A quartet of high school classmates attending their first Houston baseball game couldn’t imagine they would be old men before the Astros won their first World Series game, much less their first World Championship, or that the players on the field that night long ago would be in senior homes or playing in a league far away by the time it happened.
Actually, the Houston team wasn’t even the Astros that hot day in the Spring of 1962 — they were the Colt .45s, playing games in the stifling heat of Colt Stadium, where mosquitos hovered over the crowd like pop flies over the infield.
I was among the four making the long drive from Alexandria to see the long-awaited expansion Houston team play against the Milwaukee Braves one afternoon and the San Francisco Giants the next night — no interstate highway, no air conditioned vehicle, no idea of how to find the park.
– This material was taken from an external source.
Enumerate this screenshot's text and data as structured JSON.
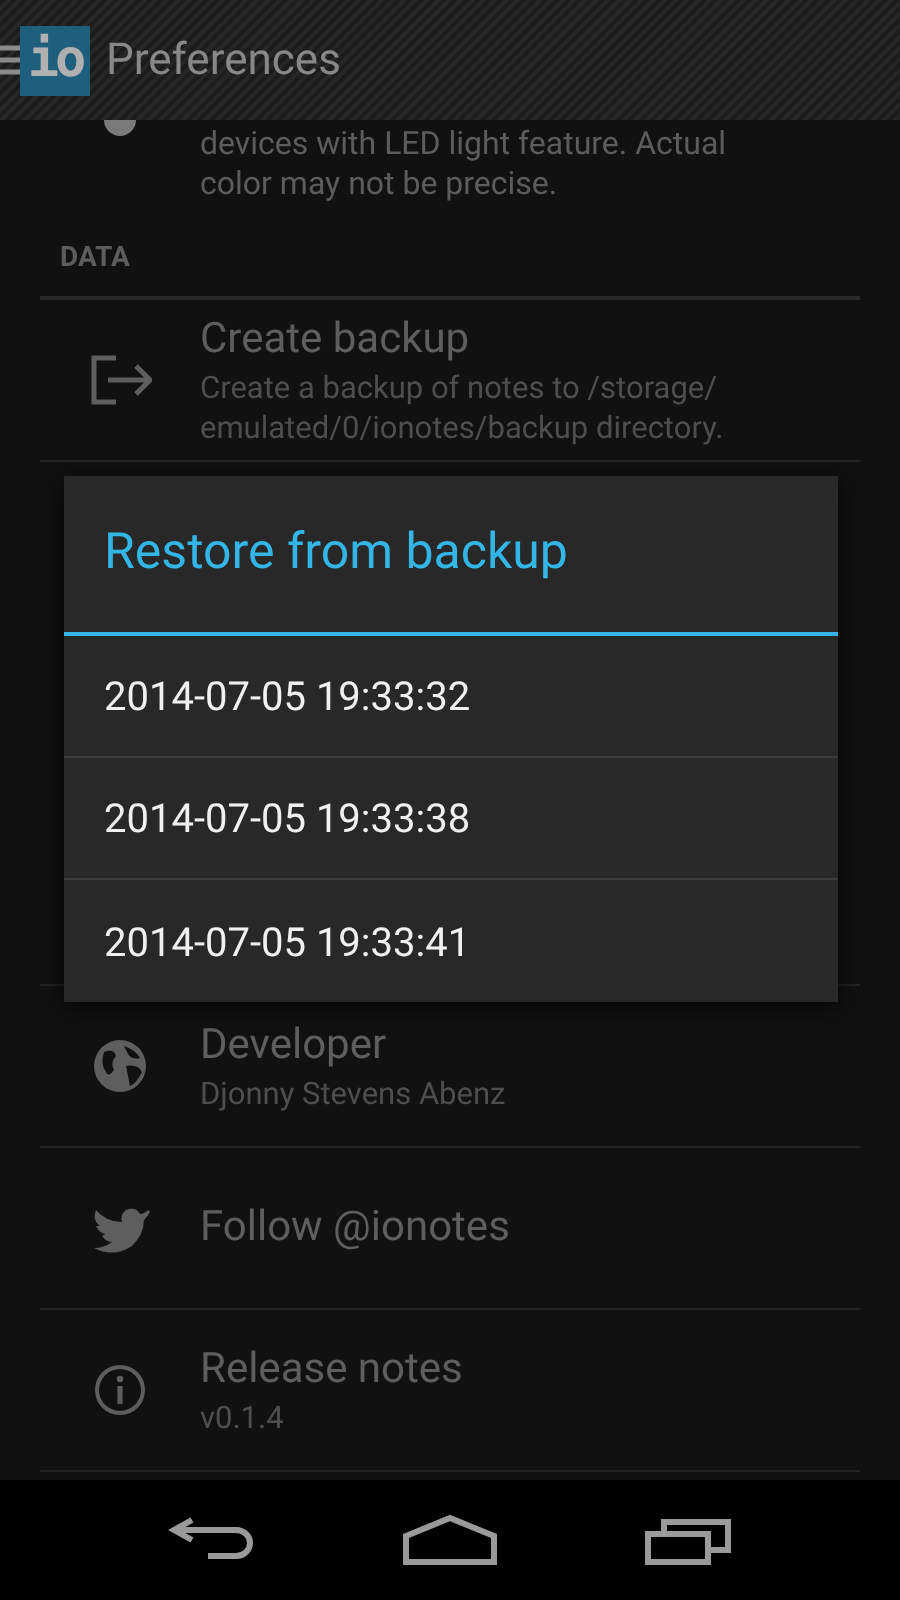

Somehow we did, and managed to buy two tickets for about $3 a game.
The Colt .45s, brand new to the National League, were a collection of aging stars, journeymen players and youngsters yet to earn player pension rights.
The Braves and Giants, on the other hand, were established teams. Milwaukee had won the World Series in ’57 and lost to the Yankees in the ’58 version. The Giants were headed to the ’62 Series.
Milwaukee had players such as Hank Aaron, Eddie Matthews and Warren Spahn; the Giants had the Willies — Mays and McCovey — and Juan Marichal on the mound. All of those are now in the Baseball Hall of Fame.
We got safely back home, graduated high school, and went our separate paths. It would be the Spring of 1965 before some of us ventured that way again.
We found ourselves all working at the same place, sitting out a semester of college. In some cases, the break from classes was for financial reasons; in others, one university or another had invited one or another of us to take some time off.
This time, we were headed to the first game in the spanking new Astrodome — an exhibition match between the New York Yankees and the renamed Astros.
We had a convertible, money in our pockets, and some were of legal age. Beer and girls were as high as baseball on the agenda. We put one guy in charge of the money — he would parcel out prudent amounts for food and fun, pay the motel bill, by the tickets, etc.
The first sight of the Astrodome was astonishing. And walking inside was at the time like entering a future world.
Don’t remember who won the game, but cached forever in my mental photo library is Mickey Mantle driving Turk Farrell’s pitch over the center field wall – the first home run hit in the ‘dome, the sound of bat meeting ball echoing like a .30-06 then, and now in my memory.
That Yankees team also had Roger Maris, Elston Howard, Bobby Richardson, Mel Stottlemyre, Clete Boyer, Whitey Ford and Tony Kubek on its roster.
The Astros countered with such as Larry Dierker, Dave Giusti, Joe Morgan, Jimmy Wynn and Mike Cuellar. Also on their pitching staff were two hurlers near the end of the line — Don Larsen, who had pitched a perfect game in the ’56 Series for the Yankees, and Robin Roberts, who earned his Hall of Fame credentials in a long stint with the Philadelphia Phillies.
We managed not to get arrested and two days later left Houston. But our moneyman had failed in his stewardship, misjudged how much fuel we needed to make it home, and we found ourselves out of gas and money in Kinder.
The desk officer at the police station there let us call for help and hours later a friend, with cash, showed up, and home we went.
Soon thereafter we had to grow up — school, Vietnam, marriages, careers — and never got back together. Too bad life doesn’t have sports’ instant replay.
Jim Butler, a Bolton High School alumnus, was an acclaimed writer and editor at the Alexandria Town Talk for 36 years, the last 23 (1977-2003) as editor-in-chief. He led Pulitzer Prize-winning coverage of Hurricane Katrina for the Gulfport (Miss.) Sun-Herald in 2005. Butler returned home to Cenla a few years ago, and will share his talents and insight with Rapides Parish Journal readers.